Formed in 2006, Kill the Drama consists of four musicians whose aim is "to redefine American musical boundaries". Heralding from Pittsburgh, the band consists of Bryan Laskey (vocals), Steve Stiller (guitar), 'Skinny' (bass), and Jason Godek (drums). The band released their first album, Close Friends with Sharp Knives, in 2007 and this is a review of that release.
I only recently noticed Kill the Drama on MySpace because the title song from their album sounds so much like Muse. Being a Muse fan, I could dig that; it's always good for upcoming bands to have a sound they're aiming for. The song is incredible; the vocals soar, guitars rage, it's a dynamic number. I am floored. And then I notice the band is...American?? They definitely have a UK sound.
Unfortunately, as so often happens when bands imitate -- or incidentally happen to imitate -- a well known band...disappointment follows. The vocals are too plaintive in some parts of the album that they begin to annoy me. Too EMO, just too much "woah woah woah"-ing. If Bryan could tone down on using this singing style for every song, the entire sound of the band would benefit. The specific culprits on the album are the tracks Cut the Black Away and Eyes Pried Open. I can see Twilight and My Chemical Romance fans really loving this, though. It's got to be said, its commercial appeal is definitely evident. I can see kids with black nail polish rocking out to Eyes... during a live gig.
The song Sunshine, however...ah, now we're back to the promise of the title track. This one has an immediate Radiohead-esque appeal. The vocal vibrato works here and comes across as suitably angelic as the singer's voice soars into an explosive chorus. Everything comes together in this song and, although you can hear the influences, the band owns the sound. Getting shivers as I listen to it, this song should have been their first single. It would have set less expectations for them to sound like Muse in their future releases.
Live Before it Kills You rocks out and sends me into a full-blown '80s reminiscence with its Bon Jovi guitar licks, a more sensitive take on Slippery When Wet, while Collapse is out and out die-hard romantic a la Phil Spector's wall of sound. The tone of Bryan's voice is beautiful in this track. Not grunty, not wailing, simply aurally pleasing in every respect. The boy can sing, which is more than can be said for many frontmen. Your Spine Quivers holds within it an excellent guitar riff by Steve, pounding drums by Jason, and someone turns Skinny's bass up (always a good thing; bass players are so often overlooked!).
At the moment, Kill the Drama shows IMMENSE promise, they just need to decide what kind of music they'd like to be known for. Not to limit artistic or creative potential -- and it's fine to be adept at numerous styles -- but it's integral for there to be a link throughout an album for a first release. To create a solid fan base with a debut album, fans need to know who you are and what they can expect. When Kill the Drama works this out -- and they will -- they will be a force to be reckoned with instead of just another EMO band.

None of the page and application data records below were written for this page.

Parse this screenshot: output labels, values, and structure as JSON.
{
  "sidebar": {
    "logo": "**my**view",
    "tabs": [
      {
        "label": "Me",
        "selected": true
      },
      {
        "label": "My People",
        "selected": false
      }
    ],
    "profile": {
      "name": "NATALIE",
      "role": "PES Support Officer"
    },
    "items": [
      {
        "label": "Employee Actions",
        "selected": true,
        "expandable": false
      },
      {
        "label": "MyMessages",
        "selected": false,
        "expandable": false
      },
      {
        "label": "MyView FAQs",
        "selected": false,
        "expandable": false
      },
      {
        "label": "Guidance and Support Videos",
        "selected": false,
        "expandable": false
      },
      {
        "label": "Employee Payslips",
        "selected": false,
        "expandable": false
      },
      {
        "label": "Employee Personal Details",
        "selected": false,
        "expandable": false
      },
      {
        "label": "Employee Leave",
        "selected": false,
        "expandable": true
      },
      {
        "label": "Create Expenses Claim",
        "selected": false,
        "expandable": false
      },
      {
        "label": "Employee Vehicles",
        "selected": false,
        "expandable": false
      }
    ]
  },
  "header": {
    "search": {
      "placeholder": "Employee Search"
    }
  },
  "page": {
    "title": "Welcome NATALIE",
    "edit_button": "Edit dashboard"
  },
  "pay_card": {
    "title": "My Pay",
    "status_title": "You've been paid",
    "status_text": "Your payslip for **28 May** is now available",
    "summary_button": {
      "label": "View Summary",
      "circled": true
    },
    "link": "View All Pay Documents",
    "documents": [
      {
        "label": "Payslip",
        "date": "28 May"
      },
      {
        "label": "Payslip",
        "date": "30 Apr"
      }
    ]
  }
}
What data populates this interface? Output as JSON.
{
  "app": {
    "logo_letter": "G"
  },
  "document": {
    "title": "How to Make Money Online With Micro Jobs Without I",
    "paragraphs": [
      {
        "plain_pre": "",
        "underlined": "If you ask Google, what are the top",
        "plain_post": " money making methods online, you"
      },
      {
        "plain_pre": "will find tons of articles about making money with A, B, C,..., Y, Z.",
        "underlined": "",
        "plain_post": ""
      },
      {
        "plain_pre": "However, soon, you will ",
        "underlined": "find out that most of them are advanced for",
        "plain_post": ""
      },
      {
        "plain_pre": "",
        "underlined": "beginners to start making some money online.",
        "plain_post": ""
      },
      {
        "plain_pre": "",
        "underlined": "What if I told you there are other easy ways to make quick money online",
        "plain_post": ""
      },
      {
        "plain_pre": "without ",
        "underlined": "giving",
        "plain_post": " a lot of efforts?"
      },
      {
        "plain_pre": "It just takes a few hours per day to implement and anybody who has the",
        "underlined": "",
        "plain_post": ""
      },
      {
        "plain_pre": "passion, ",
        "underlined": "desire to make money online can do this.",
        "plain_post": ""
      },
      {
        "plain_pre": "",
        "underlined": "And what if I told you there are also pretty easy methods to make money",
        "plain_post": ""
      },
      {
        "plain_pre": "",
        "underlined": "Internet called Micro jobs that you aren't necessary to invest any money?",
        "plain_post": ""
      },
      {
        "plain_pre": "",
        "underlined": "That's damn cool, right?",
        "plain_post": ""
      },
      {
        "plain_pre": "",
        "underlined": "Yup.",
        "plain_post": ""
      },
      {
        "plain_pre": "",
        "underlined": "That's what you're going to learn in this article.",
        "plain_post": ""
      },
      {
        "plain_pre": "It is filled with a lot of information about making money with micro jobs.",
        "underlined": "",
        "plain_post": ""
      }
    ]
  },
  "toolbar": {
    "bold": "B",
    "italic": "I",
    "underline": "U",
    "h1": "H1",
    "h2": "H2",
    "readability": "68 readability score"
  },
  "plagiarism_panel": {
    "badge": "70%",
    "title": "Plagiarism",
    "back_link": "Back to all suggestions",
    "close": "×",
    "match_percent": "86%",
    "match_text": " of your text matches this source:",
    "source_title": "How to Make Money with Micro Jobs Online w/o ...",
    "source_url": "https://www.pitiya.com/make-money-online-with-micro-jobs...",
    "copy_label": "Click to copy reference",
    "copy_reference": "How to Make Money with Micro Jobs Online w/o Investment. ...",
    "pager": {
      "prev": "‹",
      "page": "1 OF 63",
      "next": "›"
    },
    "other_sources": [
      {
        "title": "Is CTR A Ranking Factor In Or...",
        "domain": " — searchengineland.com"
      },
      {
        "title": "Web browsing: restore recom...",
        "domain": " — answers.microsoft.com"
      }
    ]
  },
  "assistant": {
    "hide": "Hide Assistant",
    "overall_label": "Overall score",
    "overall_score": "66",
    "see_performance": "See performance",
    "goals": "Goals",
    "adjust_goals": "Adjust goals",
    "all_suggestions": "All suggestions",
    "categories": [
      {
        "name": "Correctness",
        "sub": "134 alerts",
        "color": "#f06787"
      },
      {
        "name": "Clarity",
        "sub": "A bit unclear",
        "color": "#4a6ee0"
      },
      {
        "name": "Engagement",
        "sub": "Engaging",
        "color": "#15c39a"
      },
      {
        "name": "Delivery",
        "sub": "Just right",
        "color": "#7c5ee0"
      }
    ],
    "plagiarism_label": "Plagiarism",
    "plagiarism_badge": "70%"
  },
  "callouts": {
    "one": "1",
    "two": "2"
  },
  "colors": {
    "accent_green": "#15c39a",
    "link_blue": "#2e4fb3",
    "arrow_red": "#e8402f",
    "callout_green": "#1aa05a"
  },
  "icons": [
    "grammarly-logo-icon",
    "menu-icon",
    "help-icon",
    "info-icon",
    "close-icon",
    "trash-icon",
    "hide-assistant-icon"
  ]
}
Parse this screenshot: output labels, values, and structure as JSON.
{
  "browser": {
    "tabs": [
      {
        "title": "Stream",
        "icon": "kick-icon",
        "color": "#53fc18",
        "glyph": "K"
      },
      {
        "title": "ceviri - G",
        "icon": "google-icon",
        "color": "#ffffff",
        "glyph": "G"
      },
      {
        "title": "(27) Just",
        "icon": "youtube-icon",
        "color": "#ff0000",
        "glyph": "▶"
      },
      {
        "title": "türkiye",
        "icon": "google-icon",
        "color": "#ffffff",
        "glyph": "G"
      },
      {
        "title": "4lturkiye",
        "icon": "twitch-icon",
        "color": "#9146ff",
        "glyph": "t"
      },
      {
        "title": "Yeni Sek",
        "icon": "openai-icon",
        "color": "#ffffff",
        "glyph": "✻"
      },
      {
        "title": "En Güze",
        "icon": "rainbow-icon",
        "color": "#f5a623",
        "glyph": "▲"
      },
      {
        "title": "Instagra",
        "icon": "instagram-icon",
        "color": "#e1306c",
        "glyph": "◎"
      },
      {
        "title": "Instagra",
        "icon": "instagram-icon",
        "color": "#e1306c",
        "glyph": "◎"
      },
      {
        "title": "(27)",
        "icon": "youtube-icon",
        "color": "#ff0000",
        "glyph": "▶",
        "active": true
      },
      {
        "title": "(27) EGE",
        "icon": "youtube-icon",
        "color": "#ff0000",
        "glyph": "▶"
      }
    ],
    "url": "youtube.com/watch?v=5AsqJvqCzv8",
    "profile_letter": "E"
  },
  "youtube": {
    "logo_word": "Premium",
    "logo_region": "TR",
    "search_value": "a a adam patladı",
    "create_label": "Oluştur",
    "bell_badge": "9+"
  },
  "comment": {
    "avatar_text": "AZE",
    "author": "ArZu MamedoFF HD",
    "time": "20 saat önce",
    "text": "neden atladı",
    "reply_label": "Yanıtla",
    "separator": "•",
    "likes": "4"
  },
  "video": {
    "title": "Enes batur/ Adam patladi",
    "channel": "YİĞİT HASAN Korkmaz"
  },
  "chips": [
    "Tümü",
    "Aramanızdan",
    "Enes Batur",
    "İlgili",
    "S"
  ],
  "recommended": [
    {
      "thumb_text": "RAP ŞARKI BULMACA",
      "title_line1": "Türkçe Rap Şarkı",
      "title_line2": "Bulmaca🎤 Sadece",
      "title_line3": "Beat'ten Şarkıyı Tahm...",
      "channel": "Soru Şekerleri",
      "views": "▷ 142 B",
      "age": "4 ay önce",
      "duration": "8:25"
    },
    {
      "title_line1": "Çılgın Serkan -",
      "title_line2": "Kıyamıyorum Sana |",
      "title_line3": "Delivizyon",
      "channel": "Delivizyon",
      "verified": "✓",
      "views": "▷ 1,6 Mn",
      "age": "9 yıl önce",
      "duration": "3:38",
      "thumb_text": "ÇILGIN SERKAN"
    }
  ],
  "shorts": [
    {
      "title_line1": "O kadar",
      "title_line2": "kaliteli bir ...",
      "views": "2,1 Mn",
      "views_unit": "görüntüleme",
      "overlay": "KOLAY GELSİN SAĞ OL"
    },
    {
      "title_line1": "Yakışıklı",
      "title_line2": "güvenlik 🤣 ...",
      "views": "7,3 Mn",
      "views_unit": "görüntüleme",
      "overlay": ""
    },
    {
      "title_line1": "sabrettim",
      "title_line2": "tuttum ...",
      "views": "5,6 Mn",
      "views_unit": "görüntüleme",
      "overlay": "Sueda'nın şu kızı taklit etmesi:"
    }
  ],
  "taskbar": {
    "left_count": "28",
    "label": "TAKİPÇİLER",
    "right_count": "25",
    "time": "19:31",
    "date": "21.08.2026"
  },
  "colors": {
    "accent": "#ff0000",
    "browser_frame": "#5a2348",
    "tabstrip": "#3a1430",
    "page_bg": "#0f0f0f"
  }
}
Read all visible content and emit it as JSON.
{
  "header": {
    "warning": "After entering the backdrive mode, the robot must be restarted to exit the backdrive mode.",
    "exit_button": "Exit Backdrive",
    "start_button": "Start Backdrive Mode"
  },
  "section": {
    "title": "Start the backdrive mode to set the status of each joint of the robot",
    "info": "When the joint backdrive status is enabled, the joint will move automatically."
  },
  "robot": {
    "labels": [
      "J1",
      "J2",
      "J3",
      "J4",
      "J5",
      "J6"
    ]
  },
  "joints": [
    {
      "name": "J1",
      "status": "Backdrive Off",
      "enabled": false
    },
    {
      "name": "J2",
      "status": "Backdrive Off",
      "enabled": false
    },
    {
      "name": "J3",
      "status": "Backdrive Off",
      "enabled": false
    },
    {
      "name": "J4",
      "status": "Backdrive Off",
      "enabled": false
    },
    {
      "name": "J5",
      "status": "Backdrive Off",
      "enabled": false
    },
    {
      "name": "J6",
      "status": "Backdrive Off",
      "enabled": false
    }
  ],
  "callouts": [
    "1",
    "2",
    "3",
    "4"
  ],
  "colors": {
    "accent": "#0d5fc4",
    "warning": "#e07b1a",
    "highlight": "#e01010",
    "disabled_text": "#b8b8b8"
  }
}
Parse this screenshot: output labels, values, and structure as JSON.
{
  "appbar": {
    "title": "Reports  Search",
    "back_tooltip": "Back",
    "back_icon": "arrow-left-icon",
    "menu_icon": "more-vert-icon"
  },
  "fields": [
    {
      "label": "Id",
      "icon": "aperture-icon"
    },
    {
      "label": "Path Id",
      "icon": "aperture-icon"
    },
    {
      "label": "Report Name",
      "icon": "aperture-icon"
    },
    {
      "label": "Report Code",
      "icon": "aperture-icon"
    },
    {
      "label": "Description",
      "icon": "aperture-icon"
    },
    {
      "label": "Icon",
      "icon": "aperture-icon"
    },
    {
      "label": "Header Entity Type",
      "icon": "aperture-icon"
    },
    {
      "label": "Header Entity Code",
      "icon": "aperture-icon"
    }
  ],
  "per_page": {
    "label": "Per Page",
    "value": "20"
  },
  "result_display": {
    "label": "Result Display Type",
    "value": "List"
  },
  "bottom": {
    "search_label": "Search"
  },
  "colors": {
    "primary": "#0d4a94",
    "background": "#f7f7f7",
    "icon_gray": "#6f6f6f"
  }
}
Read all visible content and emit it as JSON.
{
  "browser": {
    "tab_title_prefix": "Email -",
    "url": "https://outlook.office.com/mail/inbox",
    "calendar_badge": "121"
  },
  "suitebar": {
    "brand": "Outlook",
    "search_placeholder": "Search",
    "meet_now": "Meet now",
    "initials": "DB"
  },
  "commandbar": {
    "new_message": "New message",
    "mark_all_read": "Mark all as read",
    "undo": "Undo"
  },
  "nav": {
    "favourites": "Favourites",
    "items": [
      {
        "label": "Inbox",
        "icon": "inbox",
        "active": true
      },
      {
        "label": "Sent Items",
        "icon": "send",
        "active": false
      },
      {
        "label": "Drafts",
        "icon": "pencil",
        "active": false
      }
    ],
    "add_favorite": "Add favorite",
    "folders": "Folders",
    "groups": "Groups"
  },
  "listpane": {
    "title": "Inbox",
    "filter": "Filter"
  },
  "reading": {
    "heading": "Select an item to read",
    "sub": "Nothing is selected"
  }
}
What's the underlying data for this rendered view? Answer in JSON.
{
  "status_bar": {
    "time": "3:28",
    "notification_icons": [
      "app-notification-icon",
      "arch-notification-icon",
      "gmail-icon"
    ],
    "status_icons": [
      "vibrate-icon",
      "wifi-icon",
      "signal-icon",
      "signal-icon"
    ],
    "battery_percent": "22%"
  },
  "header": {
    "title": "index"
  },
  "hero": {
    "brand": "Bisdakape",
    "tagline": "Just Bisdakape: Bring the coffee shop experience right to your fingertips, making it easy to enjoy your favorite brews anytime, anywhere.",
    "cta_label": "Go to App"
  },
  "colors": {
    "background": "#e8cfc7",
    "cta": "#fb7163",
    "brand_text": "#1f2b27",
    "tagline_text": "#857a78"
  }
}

This is an extremely impressive first release and I can't wait to hear how they progress. All the power to them!
Listen to Kill the Drama here.